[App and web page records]
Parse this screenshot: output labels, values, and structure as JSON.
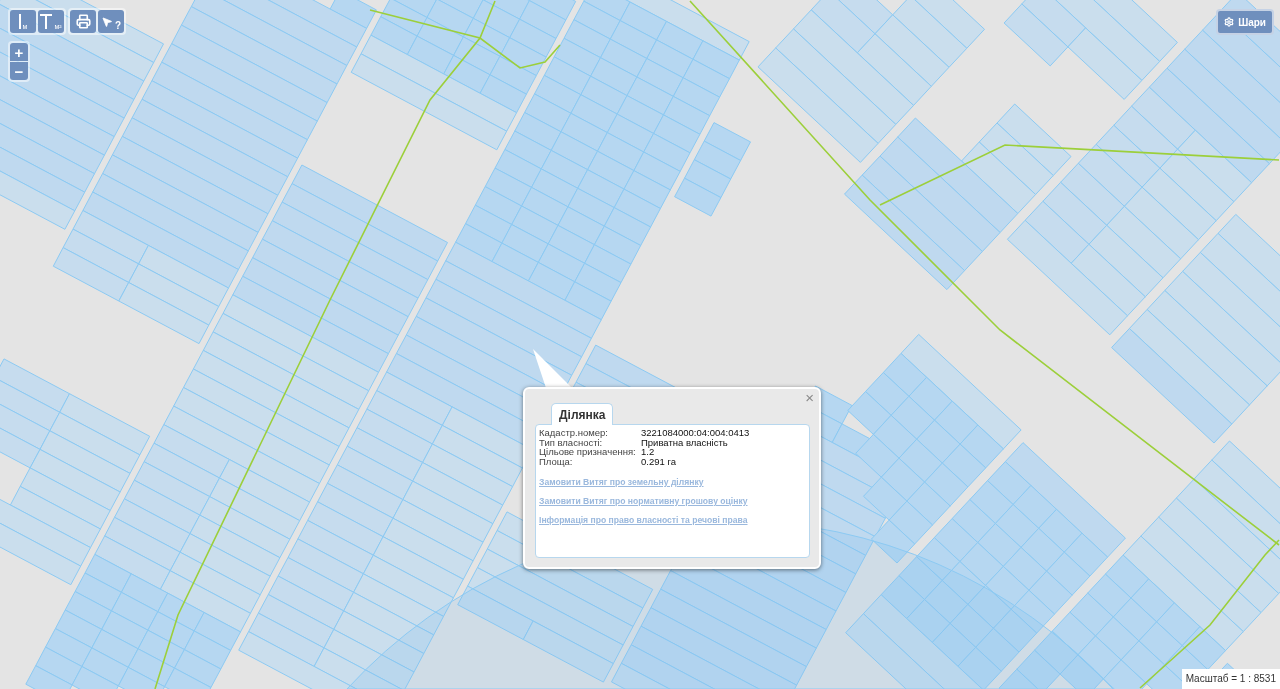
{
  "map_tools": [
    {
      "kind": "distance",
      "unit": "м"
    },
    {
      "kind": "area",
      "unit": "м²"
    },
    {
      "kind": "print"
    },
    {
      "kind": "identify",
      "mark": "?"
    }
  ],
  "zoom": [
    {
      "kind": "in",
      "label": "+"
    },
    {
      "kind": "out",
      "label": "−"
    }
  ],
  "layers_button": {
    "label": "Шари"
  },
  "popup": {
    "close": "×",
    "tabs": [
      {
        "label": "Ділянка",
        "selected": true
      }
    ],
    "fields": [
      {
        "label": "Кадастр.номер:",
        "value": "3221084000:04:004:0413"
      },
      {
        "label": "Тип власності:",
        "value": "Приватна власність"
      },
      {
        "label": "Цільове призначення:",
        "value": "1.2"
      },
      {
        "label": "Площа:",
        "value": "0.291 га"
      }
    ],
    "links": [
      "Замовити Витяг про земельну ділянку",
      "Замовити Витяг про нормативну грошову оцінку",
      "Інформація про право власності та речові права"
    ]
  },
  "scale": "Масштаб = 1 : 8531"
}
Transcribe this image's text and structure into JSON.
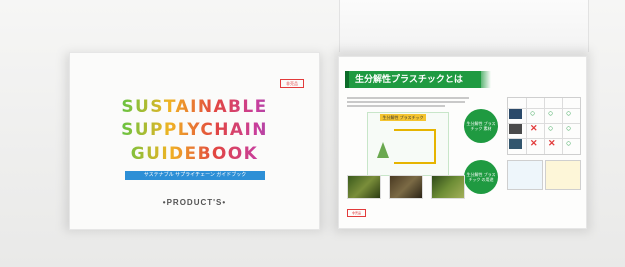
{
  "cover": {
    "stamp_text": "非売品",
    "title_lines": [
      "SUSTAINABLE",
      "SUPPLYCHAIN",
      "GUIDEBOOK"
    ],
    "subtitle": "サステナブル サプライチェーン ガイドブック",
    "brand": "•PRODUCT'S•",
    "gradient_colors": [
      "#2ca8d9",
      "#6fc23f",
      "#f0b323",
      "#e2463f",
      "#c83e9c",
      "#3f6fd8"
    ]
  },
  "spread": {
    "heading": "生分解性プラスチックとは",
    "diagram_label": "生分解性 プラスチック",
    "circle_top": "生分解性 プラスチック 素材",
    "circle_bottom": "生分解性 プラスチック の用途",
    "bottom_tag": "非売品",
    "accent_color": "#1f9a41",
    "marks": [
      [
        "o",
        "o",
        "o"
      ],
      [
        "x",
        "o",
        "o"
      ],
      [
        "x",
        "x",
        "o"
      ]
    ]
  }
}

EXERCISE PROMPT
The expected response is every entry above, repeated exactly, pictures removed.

PROBLEM SOLUTION
Parse this screenshot: output labels, values, and structure as JSON.
{
  "map_tools": [
    {
      "kind": "distance",
      "unit": "м"
    },
    {
      "kind": "area",
      "unit": "м²"
    },
    {
      "kind": "print"
    },
    {
      "kind": "identify",
      "mark": "?"
    }
  ],
  "zoom": [
    {
      "kind": "in",
      "label": "+"
    },
    {
      "kind": "out",
      "label": "−"
    }
  ],
  "layers_button": {
    "label": "Шари"
  },
  "popup": {
    "close": "×",
    "tabs": [
      {
        "label": "Ділянка",
        "selected": true
      }
    ],
    "fields": [
      {
        "label": "Кадастр.номер:",
        "value": "3221084000:04:004:0413"
      },
      {
        "label": "Тип власності:",
        "value": "Приватна власність"
      },
      {
        "label": "Цільове призначення:",
        "value": "1.2"
      },
      {
        "label": "Площа:",
        "value": "0.291 га"
      }
    ],
    "links": [
      "Замовити Витяг про земельну ділянку",
      "Замовити Витяг про нормативну грошову оцінку",
      "Інформація про право власності та речові права"
    ]
  },
  "scale": "Масштаб = 1 : 8531"
}
Transcribe this image's text and structure into JSON.
{
  "cover": {
    "stamp_text": "非売品",
    "title_lines": [
      "SUSTAINABLE",
      "SUPPLYCHAIN",
      "GUIDEBOOK"
    ],
    "subtitle": "サステナブル サプライチェーン ガイドブック",
    "brand": "•PRODUCT'S•",
    "gradient_colors": [
      "#2ca8d9",
      "#6fc23f",
      "#f0b323",
      "#e2463f",
      "#c83e9c",
      "#3f6fd8"
    ]
  },
  "spread": {
    "heading": "生分解性プラスチックとは",
    "diagram_label": "生分解性 プラスチック",
    "circle_top": "生分解性 プラスチック 素材",
    "circle_bottom": "生分解性 プラスチック の用途",
    "bottom_tag": "非売品",
    "accent_color": "#1f9a41",
    "marks": [
      [
        "o",
        "o",
        "o"
      ],
      [
        "x",
        "o",
        "o"
      ],
      [
        "x",
        "x",
        "o"
      ]
    ]
  }
}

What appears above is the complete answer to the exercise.